Within the Golden Gate. - Main View

1945 Sullivan Pictorial View or Map of the San Francisco Bay Area, California


Stanford and the University of California Berkeley.


Within the Golden Gate.
  1945 (undated)     11 x 33 in (27.94 x 83.82 cm)


This is a c. 1945 Ray Sullivan pictorial view or map of the San Francisco Bay Area, California. Overlooking the Bay Area from a fictional point above the Pacific Ocean, the view illustrates the region from north of Sonoma County south to Gilroy and east as far as Antioch. Sullivan uses color to identify four different 'economic' zones: recreational (pink), industrial (orange), agricultural (green), and residential (gray). Ranches, farms, hunting areas, and the Calistoga Hot Springs appear in the inland agricultural areas. The recreational zone is confined to the coast and the Russian River valley. Historic missions, vineyards, and the Muir Woods are identified within this region. The industrial areas appear along the shores of San Francisco Bay, Suisun Bay, and Grizzly Bay, and shipyards, oil refineries, and the Pan American Airbase appear here. The residential zones are in San Francisco, Palo Alto, Santa Clara, and Oakland. The region's most celebrated institutions, including the University of California Berkeley, Stanford University, and Mills College, are all identified.
Publication History and Census
This map was created and published by Raymond Sullivan c. 1945. We note only one other cataloged example in private hands. This piece is not cataloged in OCLC.
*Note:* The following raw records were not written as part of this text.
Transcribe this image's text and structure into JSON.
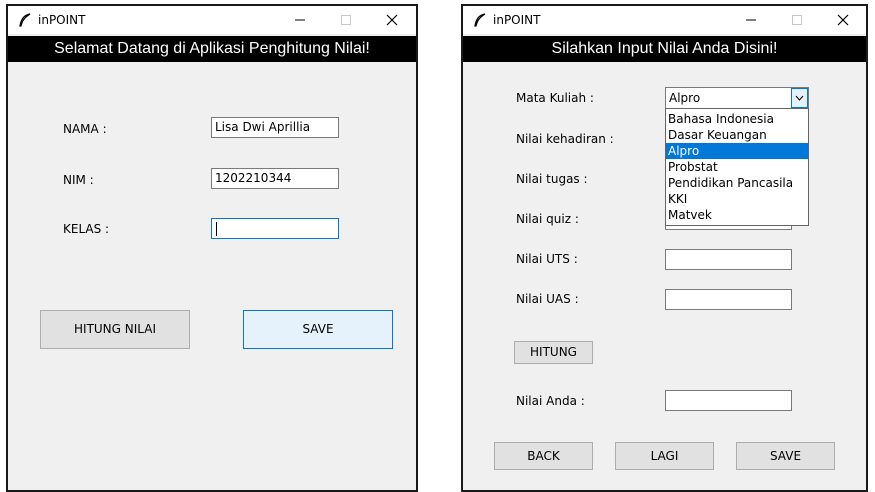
{
  "window1": {
    "title": "inPOINT",
    "banner": "Selamat Datang di Aplikasi Penghitung Nilai!",
    "fields": [
      {
        "label": "NAMA :",
        "value": "Lisa Dwi Aprillia"
      },
      {
        "label": "NIM :",
        "value": "1202210344"
      },
      {
        "label": "KELAS :",
        "value": ""
      }
    ],
    "buttons": {
      "hitung": "HITUNG NILAI",
      "save": "SAVE"
    }
  },
  "window2": {
    "title": "inPOINT",
    "banner": "Silahkan Input Nilai Anda Disini!",
    "mata_kuliah": {
      "label": "Mata Kuliah :",
      "selected": "Alpro",
      "options": [
        "Bahasa Indonesia",
        "Dasar Keuangan",
        "Alpro",
        "Probstat",
        "Pendidikan Pancasila",
        "KKI",
        "Matvek"
      ]
    },
    "fields": [
      {
        "label": "Nilai kehadiran :",
        "value": ""
      },
      {
        "label": "Nilai tugas :",
        "value": ""
      },
      {
        "label": "Nilai quiz :",
        "value": ""
      },
      {
        "label": "Nilai UTS :",
        "value": ""
      },
      {
        "label": "Nilai UAS :",
        "value": ""
      }
    ],
    "hitung_label": "HITUNG",
    "result": {
      "label": "Nilai Anda :",
      "value": ""
    },
    "buttons": {
      "back": "BACK",
      "lagi": "LAGI",
      "save": "SAVE"
    }
  },
  "colors": {
    "accent": "#0078d7",
    "banner_bg": "#000000",
    "window_bg": "#f0f0f0"
  },
  "icons": [
    "feather-icon",
    "minimize-icon",
    "maximize-icon",
    "close-icon",
    "chevron-down-icon"
  ]
}
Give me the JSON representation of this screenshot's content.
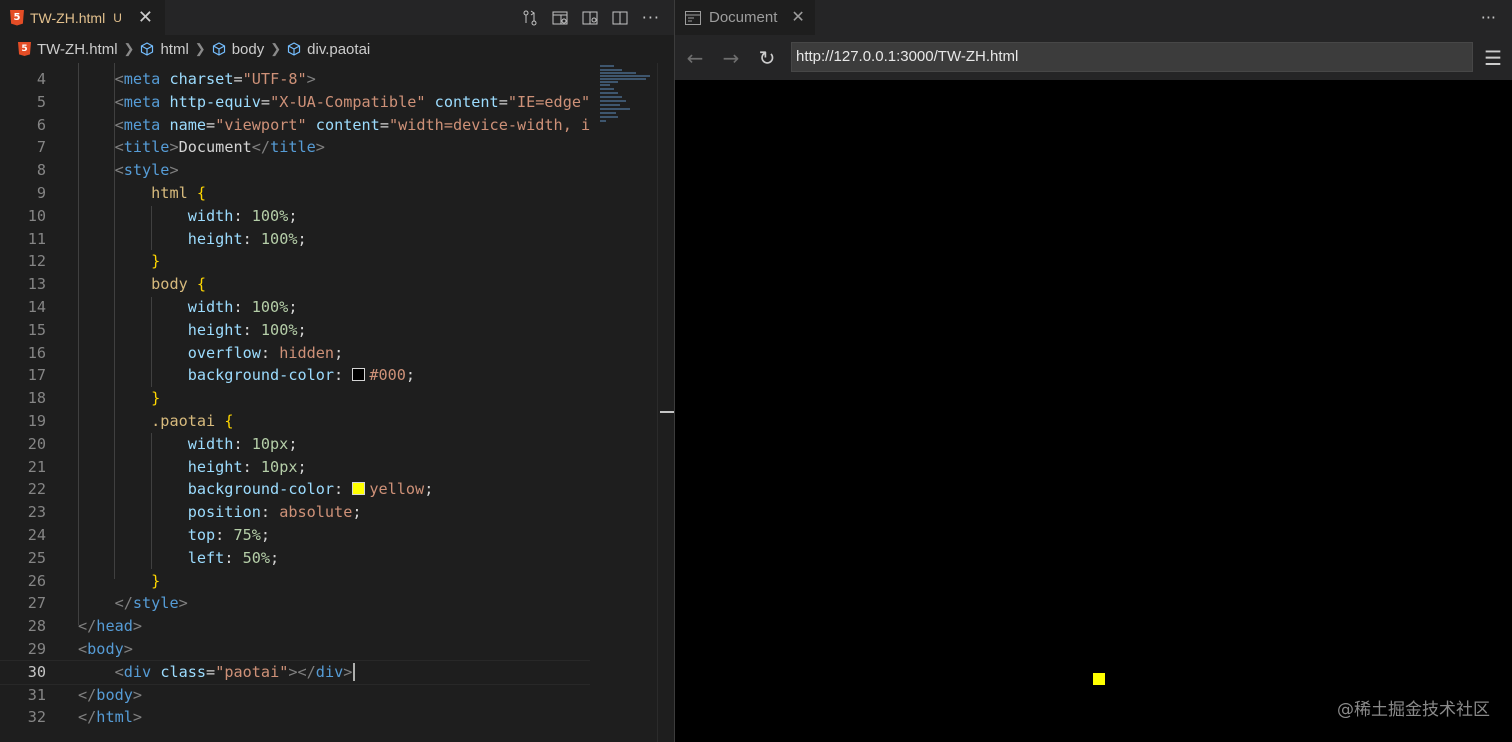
{
  "editor": {
    "tab": {
      "filename": "TW-ZH.html",
      "status": "U",
      "file_icon": "html5-icon"
    },
    "breadcrumb": [
      "TW-ZH.html",
      "html",
      "body",
      "div.paotai"
    ],
    "line_numbers": [
      "4",
      "5",
      "6",
      "7",
      "8",
      "9",
      "10",
      "11",
      "12",
      "13",
      "14",
      "15",
      "16",
      "17",
      "18",
      "19",
      "20",
      "21",
      "22",
      "23",
      "24",
      "25",
      "26",
      "27",
      "28",
      "29",
      "30",
      "31",
      "32"
    ],
    "active_line": "30",
    "code": {
      "l4_attr1": "charset",
      "l4_val1": "\"UTF-8\"",
      "l5_attr1": "http-equiv",
      "l5_val1": "\"X-UA-Compatible\"",
      "l5_attr2": "content",
      "l5_val2": "\"IE=edge\"",
      "l6_attr1": "name",
      "l6_val1": "\"viewport\"",
      "l6_attr2": "content",
      "l6_val2": "\"width=device-width, i",
      "l7_text": "Document",
      "l9_sel": "html",
      "l13_sel": "body",
      "l19_sel": ".paotai",
      "width": "width",
      "height": "height",
      "overflow": "overflow",
      "bg": "background-color",
      "position": "position",
      "top": "top",
      "left": "left",
      "v100": "100%",
      "hidden": "hidden",
      "black": "#000",
      "v10": "10px",
      "yellow": "yellow",
      "absolute": "absolute",
      "v75": "75%",
      "v50": "50%",
      "l30_attr": "class",
      "l30_val": "\"paotai\""
    }
  },
  "preview": {
    "tab_title": "Document",
    "url": "http://127.0.0.1:3000/TW-ZH.html",
    "watermark": "@稀土掘金技术社区"
  },
  "colors": {
    "swatch_black": "#000000",
    "swatch_yellow": "#ffff00",
    "box": "#ffff00"
  }
}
Raymond Sullivan (1903 - 1983) was an American artist. Born in the Chicago area, Sullivan's father left him and his mother when he was and went to Los Angeles. Not long after, Sullivan and his mother went to Los Angeles to hopefully find his father. It was during his childhood in Los Angeles that Sullivan decided to pursue a career in the arts. Sullivan and his mother moved to San Francisco at some point during his childhood, where he attended the Mark Hopkins School of Art. After his studies there, Sullivan relocated to Paris to study at the Academie Julienne. He soon found himself splitting his time between Paris and San Francisco. At the outbreak of World War II, Sullivan and his family permanently relocated to San Francisco where Sullivan continued his career as an artist. More by this mapmaker...


Very good. Exhibits light wear along original fold lines. Text and printed photos on verso.